- **Activity**
After counting the lines below that contain "JSON", reply with that number alone.

- **Dataset entries**

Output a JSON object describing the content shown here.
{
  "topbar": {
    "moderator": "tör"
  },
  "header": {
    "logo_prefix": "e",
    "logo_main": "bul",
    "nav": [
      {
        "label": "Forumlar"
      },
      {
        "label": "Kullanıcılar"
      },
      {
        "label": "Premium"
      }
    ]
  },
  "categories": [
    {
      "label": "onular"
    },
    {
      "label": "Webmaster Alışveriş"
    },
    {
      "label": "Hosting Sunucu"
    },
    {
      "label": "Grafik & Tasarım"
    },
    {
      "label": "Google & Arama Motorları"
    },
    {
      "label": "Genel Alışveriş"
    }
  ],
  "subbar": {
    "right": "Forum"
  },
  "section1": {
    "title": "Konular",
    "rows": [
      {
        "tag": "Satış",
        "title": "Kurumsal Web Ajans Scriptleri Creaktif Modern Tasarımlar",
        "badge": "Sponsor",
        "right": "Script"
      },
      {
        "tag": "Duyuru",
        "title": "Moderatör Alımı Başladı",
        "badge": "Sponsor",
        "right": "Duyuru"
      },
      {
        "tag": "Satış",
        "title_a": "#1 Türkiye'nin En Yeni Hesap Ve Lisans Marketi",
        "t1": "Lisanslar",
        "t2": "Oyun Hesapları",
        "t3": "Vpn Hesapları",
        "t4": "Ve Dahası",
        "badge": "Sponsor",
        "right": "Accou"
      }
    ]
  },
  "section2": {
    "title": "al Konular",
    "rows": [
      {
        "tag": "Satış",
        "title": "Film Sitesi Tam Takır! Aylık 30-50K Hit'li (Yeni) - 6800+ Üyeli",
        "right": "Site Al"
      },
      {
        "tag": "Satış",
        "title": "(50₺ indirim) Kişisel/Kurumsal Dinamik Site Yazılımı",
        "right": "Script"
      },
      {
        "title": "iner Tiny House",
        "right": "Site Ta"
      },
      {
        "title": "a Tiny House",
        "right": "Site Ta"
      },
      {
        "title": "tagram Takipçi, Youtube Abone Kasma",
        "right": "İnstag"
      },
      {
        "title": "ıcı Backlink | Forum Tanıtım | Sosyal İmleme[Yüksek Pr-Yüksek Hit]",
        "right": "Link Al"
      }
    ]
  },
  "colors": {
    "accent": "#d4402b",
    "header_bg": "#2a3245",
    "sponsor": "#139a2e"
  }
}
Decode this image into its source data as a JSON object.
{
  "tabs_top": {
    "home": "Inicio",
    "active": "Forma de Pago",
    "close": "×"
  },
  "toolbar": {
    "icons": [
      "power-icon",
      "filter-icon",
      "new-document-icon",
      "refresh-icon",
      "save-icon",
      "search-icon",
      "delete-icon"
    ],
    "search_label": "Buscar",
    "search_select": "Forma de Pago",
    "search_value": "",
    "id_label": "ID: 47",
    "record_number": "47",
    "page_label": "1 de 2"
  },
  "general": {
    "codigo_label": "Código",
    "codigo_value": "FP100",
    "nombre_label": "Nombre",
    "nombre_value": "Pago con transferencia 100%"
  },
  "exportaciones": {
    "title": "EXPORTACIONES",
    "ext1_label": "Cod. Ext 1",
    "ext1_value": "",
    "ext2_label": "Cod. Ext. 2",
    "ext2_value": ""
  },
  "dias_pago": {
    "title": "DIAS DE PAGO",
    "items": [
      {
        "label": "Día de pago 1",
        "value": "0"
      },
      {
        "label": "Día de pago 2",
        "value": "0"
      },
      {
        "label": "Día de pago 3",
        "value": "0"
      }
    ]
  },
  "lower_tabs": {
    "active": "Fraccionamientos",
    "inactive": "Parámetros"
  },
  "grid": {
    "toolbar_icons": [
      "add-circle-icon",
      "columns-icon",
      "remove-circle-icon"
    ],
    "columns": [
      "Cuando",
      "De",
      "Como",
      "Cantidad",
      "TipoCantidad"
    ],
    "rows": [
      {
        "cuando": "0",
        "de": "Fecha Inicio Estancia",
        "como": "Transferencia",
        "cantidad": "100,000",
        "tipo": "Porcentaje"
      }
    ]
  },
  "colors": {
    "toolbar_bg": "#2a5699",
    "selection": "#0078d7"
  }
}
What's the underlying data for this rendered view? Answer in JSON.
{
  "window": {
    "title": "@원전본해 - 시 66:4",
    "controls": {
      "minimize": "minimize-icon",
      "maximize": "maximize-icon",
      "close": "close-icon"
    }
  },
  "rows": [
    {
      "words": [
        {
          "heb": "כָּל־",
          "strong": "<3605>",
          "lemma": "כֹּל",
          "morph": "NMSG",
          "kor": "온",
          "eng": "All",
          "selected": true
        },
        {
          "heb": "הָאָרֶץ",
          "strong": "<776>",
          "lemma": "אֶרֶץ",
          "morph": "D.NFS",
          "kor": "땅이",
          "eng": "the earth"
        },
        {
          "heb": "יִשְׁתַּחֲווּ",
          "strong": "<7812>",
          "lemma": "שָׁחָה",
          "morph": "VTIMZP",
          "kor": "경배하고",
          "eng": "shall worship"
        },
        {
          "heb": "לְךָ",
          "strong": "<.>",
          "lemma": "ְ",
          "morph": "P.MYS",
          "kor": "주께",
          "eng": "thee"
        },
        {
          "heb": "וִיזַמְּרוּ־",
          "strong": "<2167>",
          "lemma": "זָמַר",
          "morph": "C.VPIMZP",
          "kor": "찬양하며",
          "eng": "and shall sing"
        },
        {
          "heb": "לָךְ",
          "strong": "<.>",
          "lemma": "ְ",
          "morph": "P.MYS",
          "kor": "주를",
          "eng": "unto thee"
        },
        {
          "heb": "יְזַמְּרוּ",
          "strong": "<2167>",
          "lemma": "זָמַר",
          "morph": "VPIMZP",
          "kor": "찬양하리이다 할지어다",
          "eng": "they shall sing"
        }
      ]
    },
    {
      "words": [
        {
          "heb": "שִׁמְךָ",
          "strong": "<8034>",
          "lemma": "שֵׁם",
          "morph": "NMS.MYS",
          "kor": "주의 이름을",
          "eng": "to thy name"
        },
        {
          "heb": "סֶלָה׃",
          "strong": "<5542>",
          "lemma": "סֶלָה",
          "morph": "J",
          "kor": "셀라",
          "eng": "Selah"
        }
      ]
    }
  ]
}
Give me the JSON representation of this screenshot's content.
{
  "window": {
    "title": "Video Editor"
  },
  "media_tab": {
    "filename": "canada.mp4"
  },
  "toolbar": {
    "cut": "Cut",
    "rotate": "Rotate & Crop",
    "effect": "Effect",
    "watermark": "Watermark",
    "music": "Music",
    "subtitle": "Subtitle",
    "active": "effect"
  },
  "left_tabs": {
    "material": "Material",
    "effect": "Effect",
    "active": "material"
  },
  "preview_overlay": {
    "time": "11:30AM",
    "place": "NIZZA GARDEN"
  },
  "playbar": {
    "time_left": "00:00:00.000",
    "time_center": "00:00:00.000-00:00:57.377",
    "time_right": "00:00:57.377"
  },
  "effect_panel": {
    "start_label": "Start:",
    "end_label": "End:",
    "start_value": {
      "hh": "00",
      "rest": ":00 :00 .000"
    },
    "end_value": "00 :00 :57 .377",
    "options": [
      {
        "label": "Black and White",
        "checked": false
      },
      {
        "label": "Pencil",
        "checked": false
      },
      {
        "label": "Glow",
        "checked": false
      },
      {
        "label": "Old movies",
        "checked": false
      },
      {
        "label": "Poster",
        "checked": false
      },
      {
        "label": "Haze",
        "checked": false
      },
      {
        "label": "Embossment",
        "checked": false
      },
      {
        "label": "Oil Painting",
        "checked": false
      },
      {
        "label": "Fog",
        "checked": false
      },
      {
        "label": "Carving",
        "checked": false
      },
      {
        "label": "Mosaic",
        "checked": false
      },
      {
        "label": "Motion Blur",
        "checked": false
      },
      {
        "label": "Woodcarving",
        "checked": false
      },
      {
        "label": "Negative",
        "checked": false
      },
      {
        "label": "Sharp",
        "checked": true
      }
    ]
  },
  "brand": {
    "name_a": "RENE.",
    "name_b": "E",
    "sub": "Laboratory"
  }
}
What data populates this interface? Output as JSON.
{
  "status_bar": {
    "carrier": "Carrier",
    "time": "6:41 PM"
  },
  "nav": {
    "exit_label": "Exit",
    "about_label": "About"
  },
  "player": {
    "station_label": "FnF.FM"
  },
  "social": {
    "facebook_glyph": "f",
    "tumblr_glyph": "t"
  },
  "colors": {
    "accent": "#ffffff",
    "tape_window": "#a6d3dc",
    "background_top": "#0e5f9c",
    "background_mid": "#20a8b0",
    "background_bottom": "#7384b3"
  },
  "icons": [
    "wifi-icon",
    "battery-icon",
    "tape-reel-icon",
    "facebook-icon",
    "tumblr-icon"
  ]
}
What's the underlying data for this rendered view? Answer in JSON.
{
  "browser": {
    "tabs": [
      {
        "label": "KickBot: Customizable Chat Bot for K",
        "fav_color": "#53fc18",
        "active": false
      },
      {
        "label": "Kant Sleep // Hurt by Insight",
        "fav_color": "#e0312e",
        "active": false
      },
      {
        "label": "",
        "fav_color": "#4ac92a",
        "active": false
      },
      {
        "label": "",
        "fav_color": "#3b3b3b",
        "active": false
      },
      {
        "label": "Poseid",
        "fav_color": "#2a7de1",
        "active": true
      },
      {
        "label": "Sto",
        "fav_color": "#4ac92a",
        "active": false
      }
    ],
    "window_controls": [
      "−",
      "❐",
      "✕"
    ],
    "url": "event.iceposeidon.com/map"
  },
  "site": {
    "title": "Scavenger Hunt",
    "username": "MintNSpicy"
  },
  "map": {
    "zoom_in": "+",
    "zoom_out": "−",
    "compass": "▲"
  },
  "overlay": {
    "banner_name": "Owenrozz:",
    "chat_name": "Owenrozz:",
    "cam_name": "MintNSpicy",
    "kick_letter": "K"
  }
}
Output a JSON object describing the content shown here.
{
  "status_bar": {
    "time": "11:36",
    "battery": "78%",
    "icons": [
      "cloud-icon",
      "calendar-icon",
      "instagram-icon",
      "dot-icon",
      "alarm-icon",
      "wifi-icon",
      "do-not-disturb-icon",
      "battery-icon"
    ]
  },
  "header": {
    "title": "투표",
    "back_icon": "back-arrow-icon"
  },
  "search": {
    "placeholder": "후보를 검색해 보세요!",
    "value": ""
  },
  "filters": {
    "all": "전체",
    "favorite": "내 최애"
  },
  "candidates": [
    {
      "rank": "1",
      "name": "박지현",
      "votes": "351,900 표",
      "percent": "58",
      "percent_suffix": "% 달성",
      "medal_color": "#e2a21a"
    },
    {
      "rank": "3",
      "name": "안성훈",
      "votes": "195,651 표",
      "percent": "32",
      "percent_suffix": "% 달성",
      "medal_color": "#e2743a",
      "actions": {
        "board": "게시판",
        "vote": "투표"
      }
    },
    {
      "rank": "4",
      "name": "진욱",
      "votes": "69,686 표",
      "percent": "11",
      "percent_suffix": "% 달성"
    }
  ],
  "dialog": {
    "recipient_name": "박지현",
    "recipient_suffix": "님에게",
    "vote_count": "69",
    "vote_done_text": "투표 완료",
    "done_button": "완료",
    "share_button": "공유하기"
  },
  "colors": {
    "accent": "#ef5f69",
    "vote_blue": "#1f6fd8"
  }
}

- **Solution**
7